Argument: Marriage is not reserved solely for those that can reproduce
Andrew Sullivan. "Why 'civil union' isn't marriage." The New Republic. May 8, 2000: "[Many argue] that marriage is primarily about procreation. It is an institution fundamentally designed to provide a stable environment for the rearing of children--and only a man and a woman, as a biological fact, can have their own children within such a marriage. So civil marriage is reserved for heterosexuals for a good, demonstrative reason. The only trouble with this argument is that it ignores the fact that civil marriage is granted automatically to childless couples, sterile couples, couples who marry too late in life to have children, couples who adopt other people's children, and so on. The proportion of marriages that conform to the "ideal"--two people with biological children in the home--has been declining for some time. The picture is further complicated by the fact that an increasing number of gay couples, especially women, also have children. Is there some reason a heterosexual couple without children should have the rights and responsibilities of civil marriage but a lesbian couple with biological children from both mothers should not? Not if procreation is your guide. [...] Indeed, if it is, shouldn't we exclude all childless couples from marriage? That, at least, would be coherent. But how would childless heterosexual couples feel about it? They would feel, perhaps, what gay couples now feel, which is that society is diminishing the importance of their relationships by consigning them to a category that seems inferior to the desired social standard.

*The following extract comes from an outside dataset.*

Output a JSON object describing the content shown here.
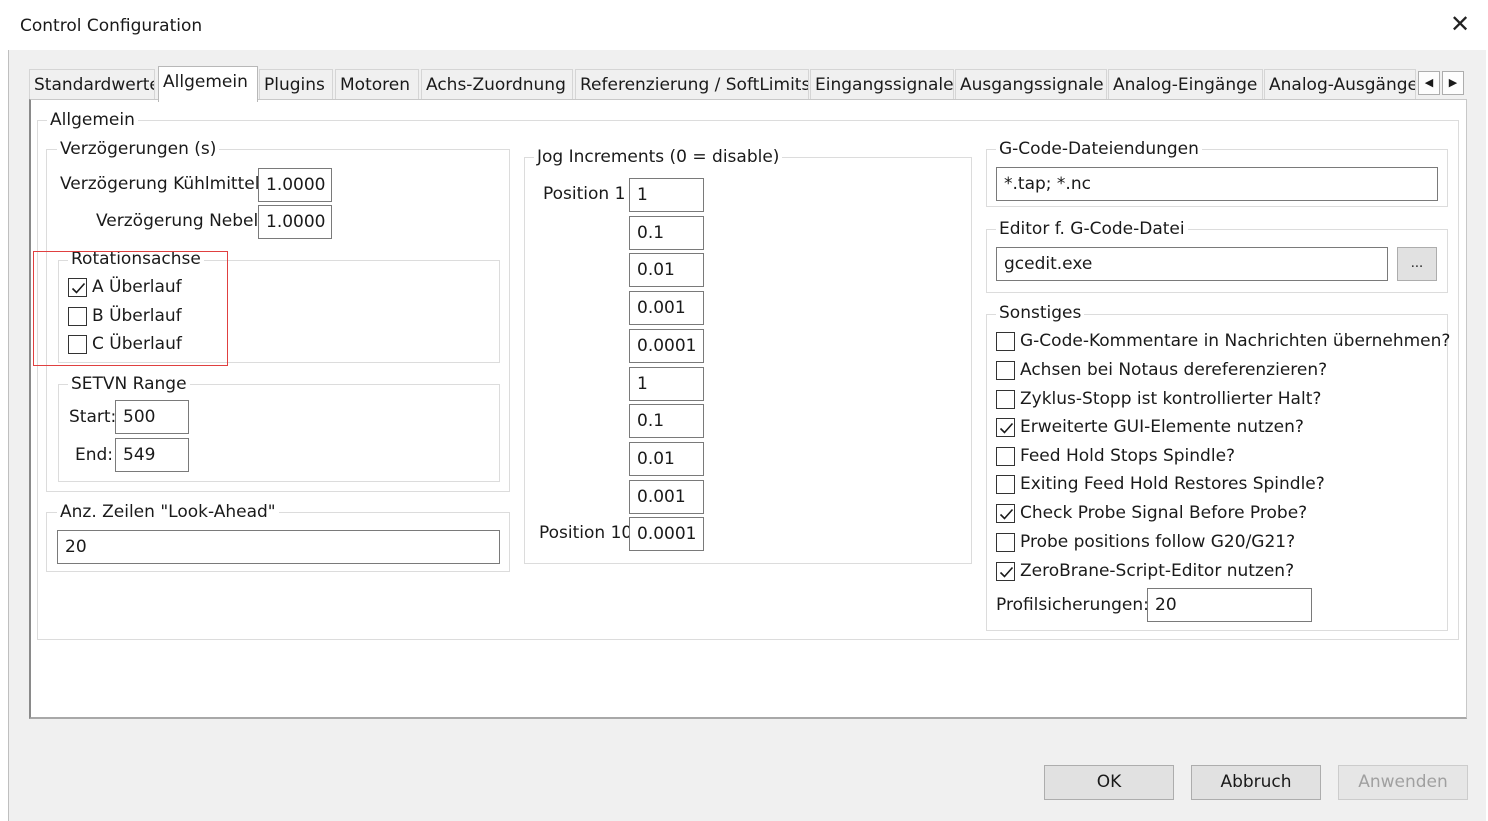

They would resist and protest. They would hardly be satisfied with a new legal relationship called civil union."